“We’re monitoring on a daily basis, but we think the physical size of it that’s available to us is too small,” Moore told Global News Wednesday. He added that the goal is to keep people from gathering in large groups, and to be tested efficiently — he believes the Memorial Centre will better allow health professionals to meet those goals during assessments and testing.
The new Memorial Centre testing Centre will be set up to assess returning travellers, as well as community residents who are experiencing symptoms of COVID-19, including fever, cough, or difficulty breathing, public health said Thursday.
Although everyone who comes to the new centre will be assessed, not all will be tested, Moore said.
“We’re trying to keep the tests to those that are most at risk and or those that appear to us at this time to be the sickest, to ensure that we’re able to provide them with the right care and management.”
Moore said KFL&A Public Health got the idea to move the assessment site to the Memorial Centre arena from Ottawa Public Health, who opened their first assessment centre at a local arena.
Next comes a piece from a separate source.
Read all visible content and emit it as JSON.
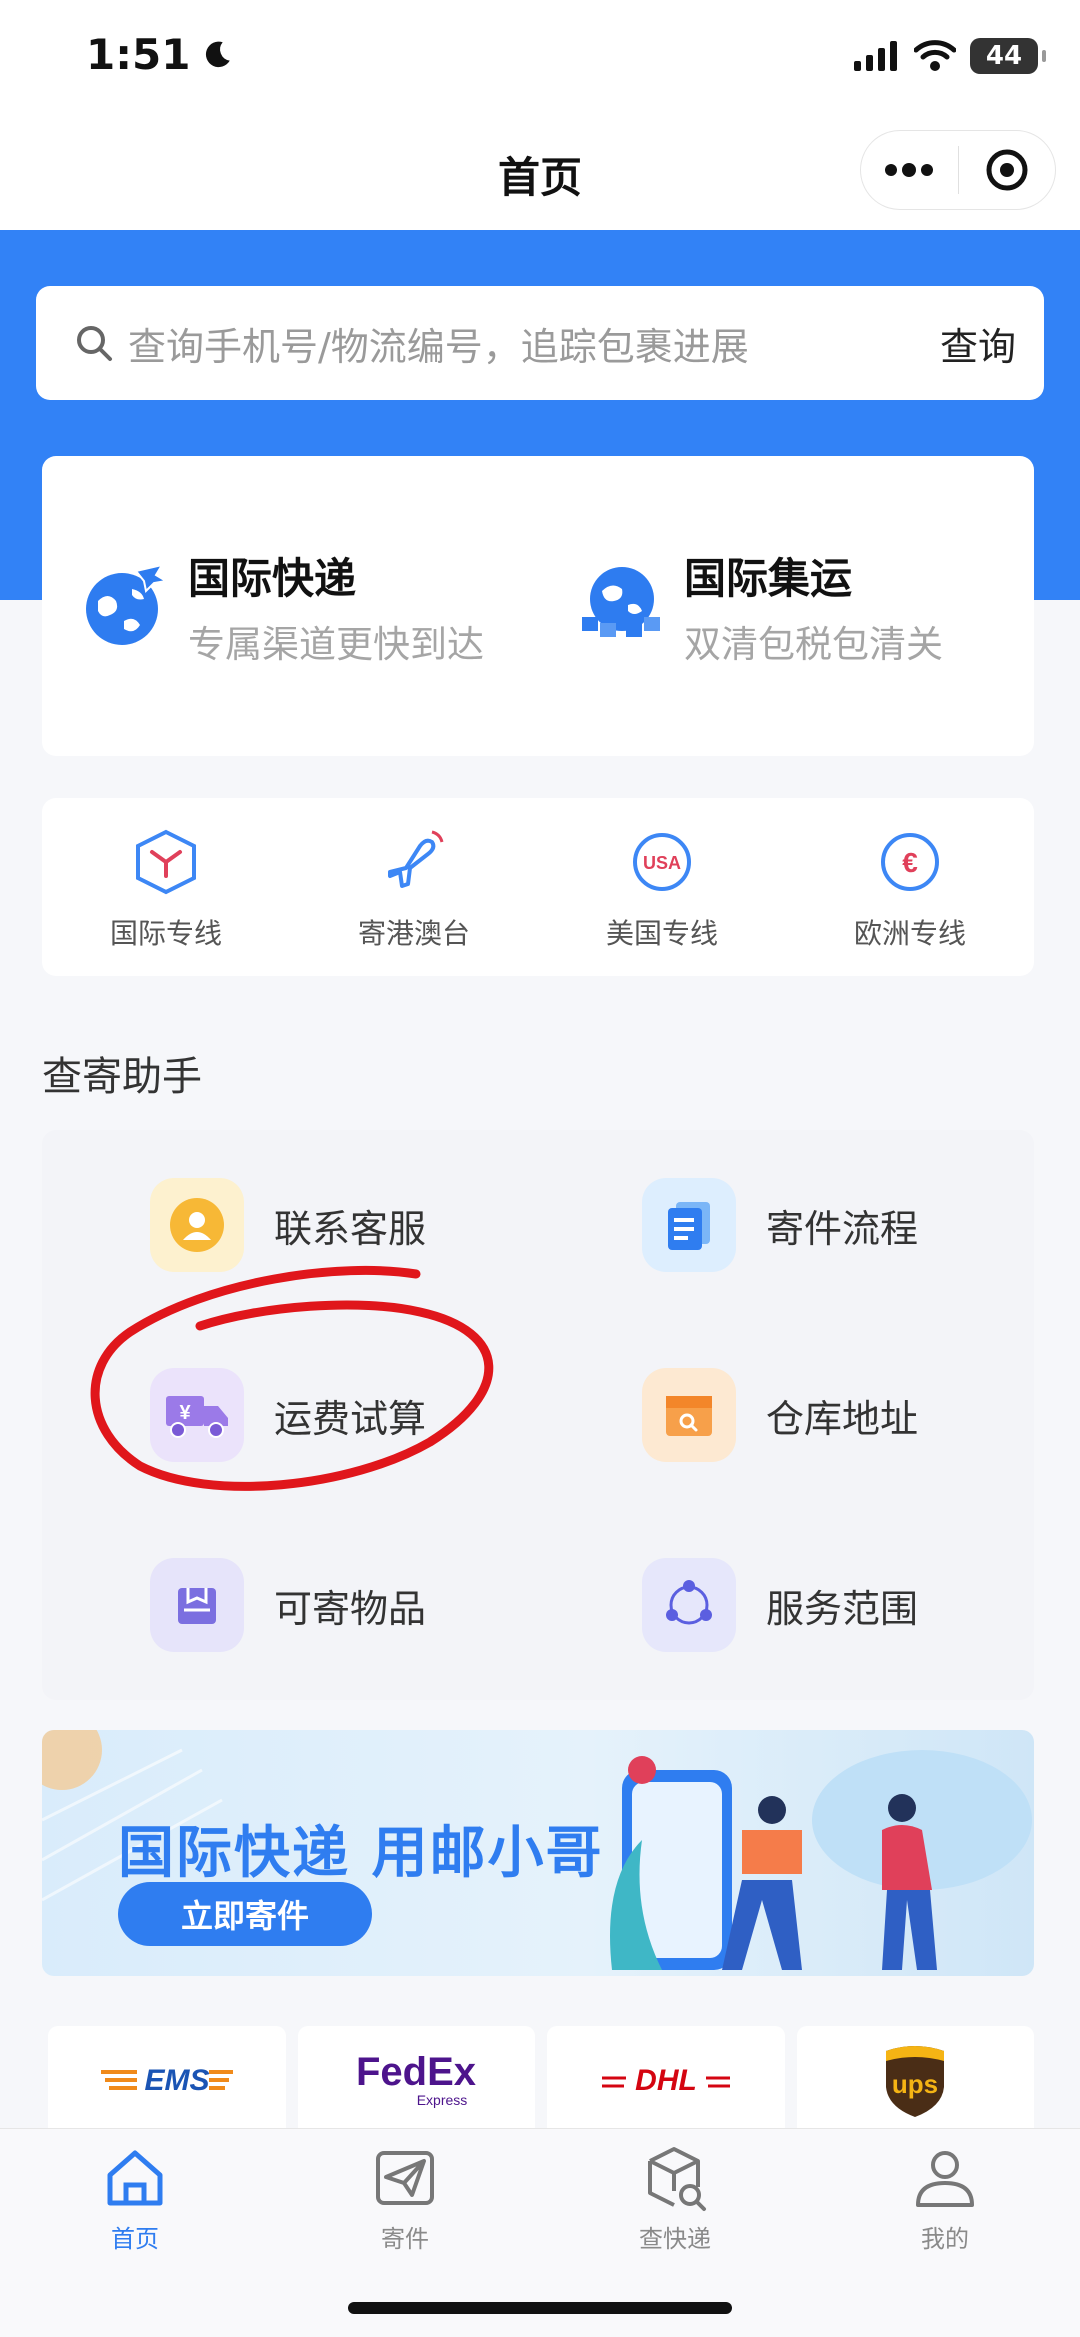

“We’re fortunate that Ottawa public health started in an arena and shared their plans with us.”
Moore also praised the city of Kingston for being accommodating with the space and assisting public health officials to set it up.
“I can’t sing the praises of the city enough that they’re working with us, helping us prepare that site.”
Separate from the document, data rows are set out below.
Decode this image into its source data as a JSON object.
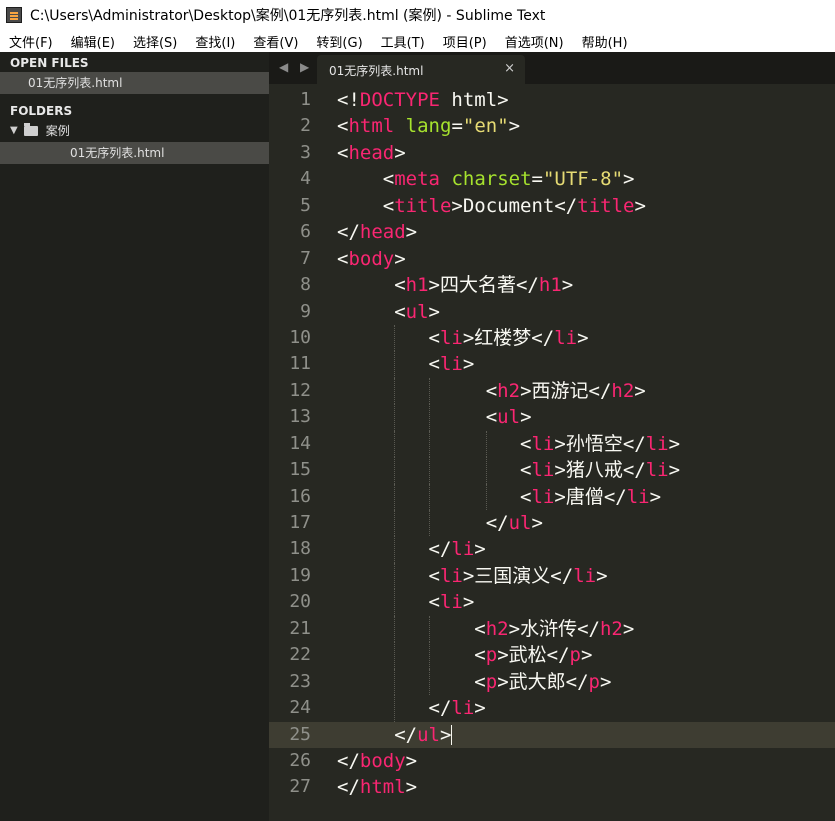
{
  "window": {
    "title": "C:\\Users\\Administrator\\Desktop\\案例\\01无序列表.html (案例) - Sublime Text"
  },
  "menu": [
    "文件(F)",
    "编辑(E)",
    "选择(S)",
    "查找(I)",
    "查看(V)",
    "转到(G)",
    "工具(T)",
    "项目(P)",
    "首选项(N)",
    "帮助(H)"
  ],
  "sidebar": {
    "open_files_label": "OPEN FILES",
    "open_file": "01无序列表.html",
    "folders_label": "FOLDERS",
    "folder_name": "案例",
    "folder_file": "01无序列表.html"
  },
  "tab": {
    "label": "01无序列表.html",
    "close": "×",
    "arrows": "◀ ▶"
  },
  "colors": {
    "background": "#272822",
    "tag": "#f92672",
    "attribute": "#a6e22e",
    "string": "#e6db74",
    "text": "#f8f8f2",
    "line_number": "#8f908a"
  },
  "editor": {
    "current_line": 25,
    "lines": [
      {
        "n": "1",
        "indent": 0,
        "tok": [
          [
            "p",
            "<!"
          ],
          [
            "t",
            "DOCTYPE"
          ],
          [
            "p",
            " html>"
          ]
        ]
      },
      {
        "n": "2",
        "indent": 0,
        "tok": [
          [
            "p",
            "<"
          ],
          [
            "t",
            "html"
          ],
          [
            "p",
            " "
          ],
          [
            "a",
            "lang"
          ],
          [
            "p",
            "="
          ],
          [
            "s",
            "\"en\""
          ],
          [
            "p",
            ">"
          ]
        ]
      },
      {
        "n": "3",
        "indent": 0,
        "tok": [
          [
            "p",
            "<"
          ],
          [
            "t",
            "head"
          ],
          [
            "p",
            ">"
          ]
        ]
      },
      {
        "n": "4",
        "indent": 4,
        "tok": [
          [
            "p",
            "<"
          ],
          [
            "t",
            "meta"
          ],
          [
            "p",
            " "
          ],
          [
            "a",
            "charset"
          ],
          [
            "p",
            "="
          ],
          [
            "s",
            "\"UTF-8\""
          ],
          [
            "p",
            ">"
          ]
        ]
      },
      {
        "n": "5",
        "indent": 4,
        "tok": [
          [
            "p",
            "<"
          ],
          [
            "t",
            "title"
          ],
          [
            "p",
            ">Document</"
          ],
          [
            "t",
            "title"
          ],
          [
            "p",
            ">"
          ]
        ]
      },
      {
        "n": "6",
        "indent": 0,
        "tok": [
          [
            "p",
            "</"
          ],
          [
            "t",
            "head"
          ],
          [
            "p",
            ">"
          ]
        ]
      },
      {
        "n": "7",
        "indent": 0,
        "tok": [
          [
            "p",
            "<"
          ],
          [
            "t",
            "body"
          ],
          [
            "p",
            ">"
          ]
        ]
      },
      {
        "n": "8",
        "indent": 5,
        "tok": [
          [
            "p",
            "<"
          ],
          [
            "t",
            "h1"
          ],
          [
            "p",
            ">四大名著</"
          ],
          [
            "t",
            "h1"
          ],
          [
            "p",
            ">"
          ]
        ]
      },
      {
        "n": "9",
        "indent": 5,
        "tok": [
          [
            "p",
            "<"
          ],
          [
            "t",
            "ul"
          ],
          [
            "p",
            ">"
          ]
        ]
      },
      {
        "n": "10",
        "indent": 8,
        "tok": [
          [
            "p",
            "<"
          ],
          [
            "t",
            "li"
          ],
          [
            "p",
            ">红楼梦</"
          ],
          [
            "t",
            "li"
          ],
          [
            "p",
            ">"
          ]
        ]
      },
      {
        "n": "11",
        "indent": 8,
        "tok": [
          [
            "p",
            "<"
          ],
          [
            "t",
            "li"
          ],
          [
            "p",
            ">"
          ]
        ]
      },
      {
        "n": "12",
        "indent": 13,
        "tok": [
          [
            "p",
            "<"
          ],
          [
            "t",
            "h2"
          ],
          [
            "p",
            ">西游记</"
          ],
          [
            "t",
            "h2"
          ],
          [
            "p",
            ">"
          ]
        ]
      },
      {
        "n": "13",
        "indent": 13,
        "tok": [
          [
            "p",
            "<"
          ],
          [
            "t",
            "ul"
          ],
          [
            "p",
            ">"
          ]
        ]
      },
      {
        "n": "14",
        "indent": 16,
        "tok": [
          [
            "p",
            "<"
          ],
          [
            "t",
            "li"
          ],
          [
            "p",
            ">孙悟空</"
          ],
          [
            "t",
            "li"
          ],
          [
            "p",
            ">"
          ]
        ]
      },
      {
        "n": "15",
        "indent": 16,
        "tok": [
          [
            "p",
            "<"
          ],
          [
            "t",
            "li"
          ],
          [
            "p",
            ">猪八戒</"
          ],
          [
            "t",
            "li"
          ],
          [
            "p",
            ">"
          ]
        ]
      },
      {
        "n": "16",
        "indent": 16,
        "tok": [
          [
            "p",
            "<"
          ],
          [
            "t",
            "li"
          ],
          [
            "p",
            ">唐僧</"
          ],
          [
            "t",
            "li"
          ],
          [
            "p",
            ">"
          ]
        ]
      },
      {
        "n": "17",
        "indent": 13,
        "tok": [
          [
            "p",
            "</"
          ],
          [
            "t",
            "ul"
          ],
          [
            "p",
            ">"
          ]
        ]
      },
      {
        "n": "18",
        "indent": 8,
        "tok": [
          [
            "p",
            "</"
          ],
          [
            "t",
            "li"
          ],
          [
            "p",
            ">"
          ]
        ]
      },
      {
        "n": "19",
        "indent": 8,
        "tok": [
          [
            "p",
            "<"
          ],
          [
            "t",
            "li"
          ],
          [
            "p",
            ">三国演义</"
          ],
          [
            "t",
            "li"
          ],
          [
            "p",
            ">"
          ]
        ]
      },
      {
        "n": "20",
        "indent": 8,
        "tok": [
          [
            "p",
            "<"
          ],
          [
            "t",
            "li"
          ],
          [
            "p",
            ">"
          ]
        ]
      },
      {
        "n": "21",
        "indent": 12,
        "tok": [
          [
            "p",
            "<"
          ],
          [
            "t",
            "h2"
          ],
          [
            "p",
            ">水浒传</"
          ],
          [
            "t",
            "h2"
          ],
          [
            "p",
            ">"
          ]
        ]
      },
      {
        "n": "22",
        "indent": 12,
        "tok": [
          [
            "p",
            "<"
          ],
          [
            "t",
            "p"
          ],
          [
            "p",
            ">武松</"
          ],
          [
            "t",
            "p"
          ],
          [
            "p",
            ">"
          ]
        ]
      },
      {
        "n": "23",
        "indent": 12,
        "tok": [
          [
            "p",
            "<"
          ],
          [
            "t",
            "p"
          ],
          [
            "p",
            ">武大郎</"
          ],
          [
            "t",
            "p"
          ],
          [
            "p",
            ">"
          ]
        ]
      },
      {
        "n": "24",
        "indent": 8,
        "tok": [
          [
            "p",
            "</"
          ],
          [
            "t",
            "li"
          ],
          [
            "p",
            ">"
          ]
        ]
      },
      {
        "n": "25",
        "indent": 5,
        "tok": [
          [
            "p",
            "</"
          ],
          [
            "t",
            "ul"
          ],
          [
            "p",
            ">"
          ]
        ]
      },
      {
        "n": "26",
        "indent": 0,
        "tok": [
          [
            "p",
            "</"
          ],
          [
            "t",
            "body"
          ],
          [
            "p",
            ">"
          ]
        ]
      },
      {
        "n": "27",
        "indent": 0,
        "tok": [
          [
            "p",
            "</"
          ],
          [
            "t",
            "html"
          ],
          [
            "p",
            ">"
          ]
        ]
      }
    ]
  }
}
The Hotel Dieu site has already see a high volume of people coming in for testing, and Moore believes more will be coming following March break, when some people come back from vacation.
Moore wanted to stress that although the assessment centre will be moving to a busy neighbourhood, surrounded by parks, that people nearby should not be worried about increased risk of infection.
“Neighbours who live around that area are no point at risk of catching the infection because it’s at the site. The parks and areas around Memorial should continue to be used, patients that visit this site will be brought indoors and will be sitting indoors,” Moore said.
The Memorial Centre assessment centre will operate between 10 a.m. and 8 p.m. The Hotel Dieu site will close once the Memorial Centre site is operational.